I'm writing a level for a game in which the player has an advantage if they know a password. I want it to be infeasible to find the password from looking at the level's source code.
The problem is that the language's levels are written in an ad-hoc scripting language without any crypto libraries, so I have to implement everything myself.
Also, inputting passwords within the game is a little awkward, so I'd like the password to be no larger than a random 64-bit integer, which should provide enough entropy to avoid a brute-force attack.
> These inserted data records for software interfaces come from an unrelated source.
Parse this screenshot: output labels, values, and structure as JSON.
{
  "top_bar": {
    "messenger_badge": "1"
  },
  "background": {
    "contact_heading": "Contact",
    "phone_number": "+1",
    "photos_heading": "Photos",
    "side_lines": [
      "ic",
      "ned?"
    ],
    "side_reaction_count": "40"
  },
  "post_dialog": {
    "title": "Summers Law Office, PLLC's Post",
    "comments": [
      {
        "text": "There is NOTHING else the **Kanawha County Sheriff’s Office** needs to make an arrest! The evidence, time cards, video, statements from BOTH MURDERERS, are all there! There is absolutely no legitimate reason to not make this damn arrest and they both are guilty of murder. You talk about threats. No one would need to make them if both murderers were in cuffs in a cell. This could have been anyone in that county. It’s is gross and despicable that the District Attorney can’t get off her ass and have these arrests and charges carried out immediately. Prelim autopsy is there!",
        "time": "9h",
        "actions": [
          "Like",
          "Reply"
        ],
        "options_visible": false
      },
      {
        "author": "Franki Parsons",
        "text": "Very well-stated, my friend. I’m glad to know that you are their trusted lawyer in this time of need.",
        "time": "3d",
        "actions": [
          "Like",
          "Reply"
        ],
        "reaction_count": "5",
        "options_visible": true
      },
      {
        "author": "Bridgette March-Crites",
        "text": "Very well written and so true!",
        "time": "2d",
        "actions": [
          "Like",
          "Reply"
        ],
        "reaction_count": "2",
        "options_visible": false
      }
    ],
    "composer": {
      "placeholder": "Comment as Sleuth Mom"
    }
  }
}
One possibility I've considered is to store a large semiprime and have the password be one of its factors. Validation is very easy to implement, but semiprimes need to have factors much larger than 64 bits to be secure. I've considered storing the first 448 bits of a 512-bit factor and have the password be the remaining 64 bits, but I have no idea if this is secure.
Another possibility is to implement SHA-256 and store the password's hash. This would of course be much harder to implement.
So my questions are:
If a 1024-bit semiprime is stored along with the first 448 bits of one of its factors, can the remaining 64 bits of that factor be feasibly found?
Is there another easy-to-implement but hard-to-crack password validation scheme I could use?